Hearing lossWhen the ear is not working properly, sound information has a tougher time getting to the brain.  This is hearing loss.

Hearing loss can be both psychologically and socially debilitating.  Understanding speech, especially in noisy environments, becomes more difficult and requires more effort and energy.  Feelings of social isolation frequently occur.  
Very mild hearing loss may be barely perceptible or not perceptible at all, but severe or even “profound” hearing loss may make speech communication impossible.  There are two general types of hearing loss that are indicative of two different categories of problems. 
Conductive Hearing Loss 
One type of hearing loss is a problem with the vibrations of sound reaching the inner ear, and is called “conductive hearing loss.”
Conductive hearing loss can be caused by too much ear wax in the outer ear, an ear infection in the middle ear, or malfunction or disruption of the ear bones.  One easy way to demonstrate a conductive hearing loss is to push on the front tab of the ear canal (called the tragus) and close it off.  We do that when loud sounds are bothering us, because it blocks the vibration of sound from getting further into the ear to some degree.  Causes of conductive hearing loss are frequently correctable. 
Sensorineural Hearing Loss 

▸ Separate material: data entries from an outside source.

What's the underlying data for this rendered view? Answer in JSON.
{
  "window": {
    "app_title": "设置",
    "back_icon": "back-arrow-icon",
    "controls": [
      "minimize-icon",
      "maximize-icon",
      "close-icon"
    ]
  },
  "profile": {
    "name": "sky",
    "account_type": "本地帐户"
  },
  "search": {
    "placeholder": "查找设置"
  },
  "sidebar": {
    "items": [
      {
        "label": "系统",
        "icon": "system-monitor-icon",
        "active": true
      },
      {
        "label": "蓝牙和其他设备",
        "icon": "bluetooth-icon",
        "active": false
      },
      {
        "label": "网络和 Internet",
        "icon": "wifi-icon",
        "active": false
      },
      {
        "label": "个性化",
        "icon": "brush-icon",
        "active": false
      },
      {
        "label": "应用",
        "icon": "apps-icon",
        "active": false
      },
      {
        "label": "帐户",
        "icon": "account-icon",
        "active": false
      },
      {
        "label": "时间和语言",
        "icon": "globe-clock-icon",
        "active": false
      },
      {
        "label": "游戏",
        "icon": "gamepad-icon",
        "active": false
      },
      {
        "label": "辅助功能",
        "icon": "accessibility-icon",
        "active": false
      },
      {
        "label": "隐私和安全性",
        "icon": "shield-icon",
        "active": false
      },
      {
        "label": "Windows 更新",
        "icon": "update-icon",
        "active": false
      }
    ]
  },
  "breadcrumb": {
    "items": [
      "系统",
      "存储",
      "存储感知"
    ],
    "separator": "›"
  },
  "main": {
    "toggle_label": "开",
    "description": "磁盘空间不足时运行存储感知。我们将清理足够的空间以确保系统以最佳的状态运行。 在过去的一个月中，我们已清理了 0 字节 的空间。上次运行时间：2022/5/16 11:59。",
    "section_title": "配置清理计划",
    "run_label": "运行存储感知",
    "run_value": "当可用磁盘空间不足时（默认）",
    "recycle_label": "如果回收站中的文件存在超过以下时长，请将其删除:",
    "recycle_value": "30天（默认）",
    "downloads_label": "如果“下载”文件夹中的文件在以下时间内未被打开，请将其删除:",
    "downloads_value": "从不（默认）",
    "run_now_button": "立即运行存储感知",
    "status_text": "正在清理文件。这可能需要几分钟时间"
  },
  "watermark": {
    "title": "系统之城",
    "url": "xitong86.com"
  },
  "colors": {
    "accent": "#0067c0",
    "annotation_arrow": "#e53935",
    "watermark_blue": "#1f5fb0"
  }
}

The other type of hearing loss is a problem with the hair cells or hearing nerve, and is called “sensorineural hearing loss.”  When hair cells are damaged they do not grow back, and when hearing nerve cells die they are not replaced.  Damage to these cells can occur with excessive loud noise exposure, strokes, and tumors involving the hearing nerve, but is most commonly associated with typical age-related hearing loss.  Sensorineural hearing loss can also occur suddenly in one ear.  This type of hearing loss can feel like the ear is blocked, but there is no physical blockage. 
While we can sometimes determine the cause of sudden sensorineural hearing loss, often we cannot, but there are treatments involving steroids that can improve the chances that the hearing returns in that ear.  This is an emergency, because these treatments need to be given within days of when the hearing loss began in order to be effective. 
Determining the best way to help your hearing loss is a very individual experience that requires the combined efforts of the audiologist and the physician, but there are a few generalizations.